Supplied information below:

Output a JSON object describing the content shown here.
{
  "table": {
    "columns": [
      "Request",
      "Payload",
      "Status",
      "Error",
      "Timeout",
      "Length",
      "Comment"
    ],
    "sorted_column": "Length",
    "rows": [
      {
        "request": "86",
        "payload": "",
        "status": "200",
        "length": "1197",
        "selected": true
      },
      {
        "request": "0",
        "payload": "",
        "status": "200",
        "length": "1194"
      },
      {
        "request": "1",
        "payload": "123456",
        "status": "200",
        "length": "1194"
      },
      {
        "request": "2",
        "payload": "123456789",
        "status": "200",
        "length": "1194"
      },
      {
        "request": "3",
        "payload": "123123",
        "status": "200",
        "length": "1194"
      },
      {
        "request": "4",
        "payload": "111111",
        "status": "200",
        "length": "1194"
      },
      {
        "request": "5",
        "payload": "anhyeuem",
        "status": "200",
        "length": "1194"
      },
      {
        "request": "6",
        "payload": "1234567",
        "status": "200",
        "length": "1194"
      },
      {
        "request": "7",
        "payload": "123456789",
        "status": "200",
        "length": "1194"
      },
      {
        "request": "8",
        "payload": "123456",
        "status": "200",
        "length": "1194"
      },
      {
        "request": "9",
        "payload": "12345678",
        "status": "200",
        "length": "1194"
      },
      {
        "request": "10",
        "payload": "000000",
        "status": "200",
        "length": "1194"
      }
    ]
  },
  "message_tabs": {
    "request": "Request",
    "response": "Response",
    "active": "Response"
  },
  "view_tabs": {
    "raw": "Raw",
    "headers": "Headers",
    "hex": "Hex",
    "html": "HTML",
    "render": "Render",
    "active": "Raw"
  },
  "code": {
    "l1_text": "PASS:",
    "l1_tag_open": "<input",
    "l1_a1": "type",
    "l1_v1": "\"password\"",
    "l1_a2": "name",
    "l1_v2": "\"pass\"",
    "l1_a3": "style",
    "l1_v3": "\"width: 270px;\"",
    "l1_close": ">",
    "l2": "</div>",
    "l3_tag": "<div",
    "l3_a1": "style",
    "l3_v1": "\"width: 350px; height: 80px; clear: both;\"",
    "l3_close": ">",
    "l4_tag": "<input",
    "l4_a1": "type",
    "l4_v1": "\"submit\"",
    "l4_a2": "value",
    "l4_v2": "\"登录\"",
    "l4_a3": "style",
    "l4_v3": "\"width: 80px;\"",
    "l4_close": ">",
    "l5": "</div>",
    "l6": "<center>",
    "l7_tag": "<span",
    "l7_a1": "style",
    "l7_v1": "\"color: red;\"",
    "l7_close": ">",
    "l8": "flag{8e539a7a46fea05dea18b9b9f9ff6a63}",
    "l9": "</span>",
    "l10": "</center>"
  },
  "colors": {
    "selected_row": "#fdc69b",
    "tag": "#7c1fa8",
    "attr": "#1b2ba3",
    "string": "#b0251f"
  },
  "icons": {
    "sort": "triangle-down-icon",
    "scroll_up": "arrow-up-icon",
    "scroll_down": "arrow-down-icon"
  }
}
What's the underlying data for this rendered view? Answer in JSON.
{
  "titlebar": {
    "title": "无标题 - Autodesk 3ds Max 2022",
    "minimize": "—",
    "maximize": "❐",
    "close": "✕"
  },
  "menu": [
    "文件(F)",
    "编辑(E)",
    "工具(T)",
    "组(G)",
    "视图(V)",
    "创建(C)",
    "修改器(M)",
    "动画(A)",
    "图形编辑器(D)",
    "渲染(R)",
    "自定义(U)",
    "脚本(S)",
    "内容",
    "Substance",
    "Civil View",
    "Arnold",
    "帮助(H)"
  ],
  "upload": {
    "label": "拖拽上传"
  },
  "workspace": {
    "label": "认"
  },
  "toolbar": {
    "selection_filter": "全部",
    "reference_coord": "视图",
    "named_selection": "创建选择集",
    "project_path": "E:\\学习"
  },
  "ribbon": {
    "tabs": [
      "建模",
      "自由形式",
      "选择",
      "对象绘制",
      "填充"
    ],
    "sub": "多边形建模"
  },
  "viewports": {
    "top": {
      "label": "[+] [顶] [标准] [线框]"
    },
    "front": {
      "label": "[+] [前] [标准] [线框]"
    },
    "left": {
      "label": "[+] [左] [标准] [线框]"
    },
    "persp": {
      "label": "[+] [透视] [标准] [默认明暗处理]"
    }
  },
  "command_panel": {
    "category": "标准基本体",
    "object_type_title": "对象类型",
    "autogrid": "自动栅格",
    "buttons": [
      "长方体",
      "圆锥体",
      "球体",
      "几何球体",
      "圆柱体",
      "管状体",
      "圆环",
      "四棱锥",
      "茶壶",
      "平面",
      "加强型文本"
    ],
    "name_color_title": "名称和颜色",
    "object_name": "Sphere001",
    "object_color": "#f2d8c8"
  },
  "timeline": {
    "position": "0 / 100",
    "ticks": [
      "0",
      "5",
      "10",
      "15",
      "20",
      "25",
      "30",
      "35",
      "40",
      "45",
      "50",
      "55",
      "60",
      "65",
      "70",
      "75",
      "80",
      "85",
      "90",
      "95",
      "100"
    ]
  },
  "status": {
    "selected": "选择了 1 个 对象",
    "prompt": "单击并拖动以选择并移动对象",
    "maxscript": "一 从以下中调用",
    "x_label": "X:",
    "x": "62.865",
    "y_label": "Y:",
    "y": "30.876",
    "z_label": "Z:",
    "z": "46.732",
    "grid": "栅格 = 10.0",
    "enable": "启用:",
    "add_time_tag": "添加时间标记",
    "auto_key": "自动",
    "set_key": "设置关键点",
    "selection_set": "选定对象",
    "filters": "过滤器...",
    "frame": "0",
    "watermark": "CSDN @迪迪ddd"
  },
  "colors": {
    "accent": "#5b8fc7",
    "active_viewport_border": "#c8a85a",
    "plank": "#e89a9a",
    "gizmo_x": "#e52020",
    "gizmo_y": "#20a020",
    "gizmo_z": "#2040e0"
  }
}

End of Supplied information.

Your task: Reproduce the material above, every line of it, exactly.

Exercise solution:
Output a JSON object describing the content shown here.
{
  "table": {
    "columns": [
      "Request",
      "Payload",
      "Status",
      "Error",
      "Timeout",
      "Length",
      "Comment"
    ],
    "sorted_column": "Length",
    "rows": [
      {
        "request": "86",
        "payload": "",
        "status": "200",
        "length": "1197",
        "selected": true
      },
      {
        "request": "0",
        "payload": "",
        "status": "200",
        "length": "1194"
      },
      {
        "request": "1",
        "payload": "123456",
        "status": "200",
        "length": "1194"
      },
      {
        "request": "2",
        "payload": "123456789",
        "status": "200",
        "length": "1194"
      },
      {
        "request": "3",
        "payload": "123123",
        "status": "200",
        "length": "1194"
      },
      {
        "request": "4",
        "payload": "111111",
        "status": "200",
        "length": "1194"
      },
      {
        "request": "5",
        "payload": "anhyeuem",
        "status": "200",
        "length": "1194"
      },
      {
        "request": "6",
        "payload": "1234567",
        "status": "200",
        "length": "1194"
      },
      {
        "request": "7",
        "payload": "123456789",
        "status": "200",
        "length": "1194"
      },
      {
        "request": "8",
        "payload": "123456",
        "status": "200",
        "length": "1194"
      },
      {
        "request": "9",
        "payload": "12345678",
        "status": "200",
        "length": "1194"
      },
      {
        "request": "10",
        "payload": "000000",
        "status": "200",
        "length": "1194"
      }
    ]
  },
  "message_tabs": {
    "request": "Request",
    "response": "Response",
    "active": "Response"
  },
  "view_tabs": {
    "raw": "Raw",
    "headers": "Headers",
    "hex": "Hex",
    "html": "HTML",
    "render": "Render",
    "active": "Raw"
  },
  "code": {
    "l1_text": "PASS:",
    "l1_tag_open": "<input",
    "l1_a1": "type",
    "l1_v1": "\"password\"",
    "l1_a2": "name",
    "l1_v2": "\"pass\"",
    "l1_a3": "style",
    "l1_v3": "\"width: 270px;\"",
    "l1_close": ">",
    "l2": "</div>",
    "l3_tag": "<div",
    "l3_a1": "style",
    "l3_v1": "\"width: 350px; height: 80px; clear: both;\"",
    "l3_close": ">",
    "l4_tag": "<input",
    "l4_a1": "type",
    "l4_v1": "\"submit\"",
    "l4_a2": "value",
    "l4_v2": "\"登录\"",
    "l4_a3": "style",
    "l4_v3": "\"width: 80px;\"",
    "l4_close": ">",
    "l5": "</div>",
    "l6": "<center>",
    "l7_tag": "<span",
    "l7_a1": "style",
    "l7_v1": "\"color: red;\"",
    "l7_close": ">",
    "l8": "flag{8e539a7a46fea05dea18b9b9f9ff6a63}",
    "l9": "</span>",
    "l10": "</center>"
  },
  "colors": {
    "selected_row": "#fdc69b",
    "tag": "#7c1fa8",
    "attr": "#1b2ba3",
    "string": "#b0251f"
  },
  "icons": {
    "sort": "triangle-down-icon",
    "scroll_up": "arrow-up-icon",
    "scroll_down": "arrow-down-icon"
  }
}
What's the underlying data for this rendered view? Answer in JSON.
{
  "titlebar": {
    "title": "无标题 - Autodesk 3ds Max 2022",
    "minimize": "—",
    "maximize": "❐",
    "close": "✕"
  },
  "menu": [
    "文件(F)",
    "编辑(E)",
    "工具(T)",
    "组(G)",
    "视图(V)",
    "创建(C)",
    "修改器(M)",
    "动画(A)",
    "图形编辑器(D)",
    "渲染(R)",
    "自定义(U)",
    "脚本(S)",
    "内容",
    "Substance",
    "Civil View",
    "Arnold",
    "帮助(H)"
  ],
  "upload": {
    "label": "拖拽上传"
  },
  "workspace": {
    "label": "认"
  },
  "toolbar": {
    "selection_filter": "全部",
    "reference_coord": "视图",
    "named_selection": "创建选择集",
    "project_path": "E:\\学习"
  },
  "ribbon": {
    "tabs": [
      "建模",
      "自由形式",
      "选择",
      "对象绘制",
      "填充"
    ],
    "sub": "多边形建模"
  },
  "viewports": {
    "top": {
      "label": "[+] [顶] [标准] [线框]"
    },
    "front": {
      "label": "[+] [前] [标准] [线框]"
    },
    "left": {
      "label": "[+] [左] [标准] [线框]"
    },
    "persp": {
      "label": "[+] [透视] [标准] [默认明暗处理]"
    }
  },
  "command_panel": {
    "category": "标准基本体",
    "object_type_title": "对象类型",
    "autogrid": "自动栅格",
    "buttons": [
      "长方体",
      "圆锥体",
      "球体",
      "几何球体",
      "圆柱体",
      "管状体",
      "圆环",
      "四棱锥",
      "茶壶",
      "平面",
      "加强型文本"
    ],
    "name_color_title": "名称和颜色",
    "object_name": "Sphere001",
    "object_color": "#f2d8c8"
  },
  "timeline": {
    "position": "0 / 100",
    "ticks": [
      "0",
      "5",
      "10",
      "15",
      "20",
      "25",
      "30",
      "35",
      "40",
      "45",
      "50",
      "55",
      "60",
      "65",
      "70",
      "75",
      "80",
      "85",
      "90",
      "95",
      "100"
    ]
  },
  "status": {
    "selected": "选择了 1 个 对象",
    "prompt": "单击并拖动以选择并移动对象",
    "maxscript": "一 从以下中调用",
    "x_label": "X:",
    "x": "62.865",
    "y_label": "Y:",
    "y": "30.876",
    "z_label": "Z:",
    "z": "46.732",
    "grid": "栅格 = 10.0",
    "enable": "启用:",
    "add_time_tag": "添加时间标记",
    "auto_key": "自动",
    "set_key": "设置关键点",
    "selection_set": "选定对象",
    "filters": "过滤器...",
    "frame": "0",
    "watermark": "CSDN @迪迪ddd"
  },
  "colors": {
    "accent": "#5b8fc7",
    "active_viewport_border": "#c8a85a",
    "plank": "#e89a9a",
    "gizmo_x": "#e52020",
    "gizmo_y": "#20a020",
    "gizmo_z": "#2040e0"
  }
}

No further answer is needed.